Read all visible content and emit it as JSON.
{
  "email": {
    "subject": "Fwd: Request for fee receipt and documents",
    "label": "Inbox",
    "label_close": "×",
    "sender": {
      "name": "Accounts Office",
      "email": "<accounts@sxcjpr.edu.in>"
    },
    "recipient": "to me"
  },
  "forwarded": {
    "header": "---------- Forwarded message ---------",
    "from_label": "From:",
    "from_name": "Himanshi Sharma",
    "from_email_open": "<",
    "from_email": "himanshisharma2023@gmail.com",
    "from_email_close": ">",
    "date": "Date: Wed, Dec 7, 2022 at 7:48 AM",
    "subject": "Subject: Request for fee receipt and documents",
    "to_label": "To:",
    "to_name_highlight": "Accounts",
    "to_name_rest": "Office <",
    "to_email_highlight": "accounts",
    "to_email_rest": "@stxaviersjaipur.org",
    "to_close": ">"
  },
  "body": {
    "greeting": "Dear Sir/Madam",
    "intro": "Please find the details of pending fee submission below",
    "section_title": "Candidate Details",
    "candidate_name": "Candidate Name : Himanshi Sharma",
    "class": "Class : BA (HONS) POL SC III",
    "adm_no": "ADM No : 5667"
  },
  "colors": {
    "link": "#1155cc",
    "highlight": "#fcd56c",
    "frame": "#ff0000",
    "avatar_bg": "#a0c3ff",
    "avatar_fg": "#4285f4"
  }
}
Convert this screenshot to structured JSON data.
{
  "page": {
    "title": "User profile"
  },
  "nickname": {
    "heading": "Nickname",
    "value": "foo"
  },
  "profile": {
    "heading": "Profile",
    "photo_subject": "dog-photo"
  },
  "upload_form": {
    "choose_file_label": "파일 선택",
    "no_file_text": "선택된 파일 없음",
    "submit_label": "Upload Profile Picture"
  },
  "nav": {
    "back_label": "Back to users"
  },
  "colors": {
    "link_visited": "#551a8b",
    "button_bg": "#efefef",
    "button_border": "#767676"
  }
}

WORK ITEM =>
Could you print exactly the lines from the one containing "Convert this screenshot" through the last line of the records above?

FINISHED TASK =>
Convert this screenshot to structured JSON data.
{
  "page": {
    "title": "User profile"
  },
  "nickname": {
    "heading": "Nickname",
    "value": "foo"
  },
  "profile": {
    "heading": "Profile",
    "photo_subject": "dog-photo"
  },
  "upload_form": {
    "choose_file_label": "파일 선택",
    "no_file_text": "선택된 파일 없음",
    "submit_label": "Upload Profile Picture"
  },
  "nav": {
    "back_label": "Back to users"
  },
  "colors": {
    "link_visited": "#551a8b",
    "button_bg": "#efefef",
    "button_border": "#767676"
  }
}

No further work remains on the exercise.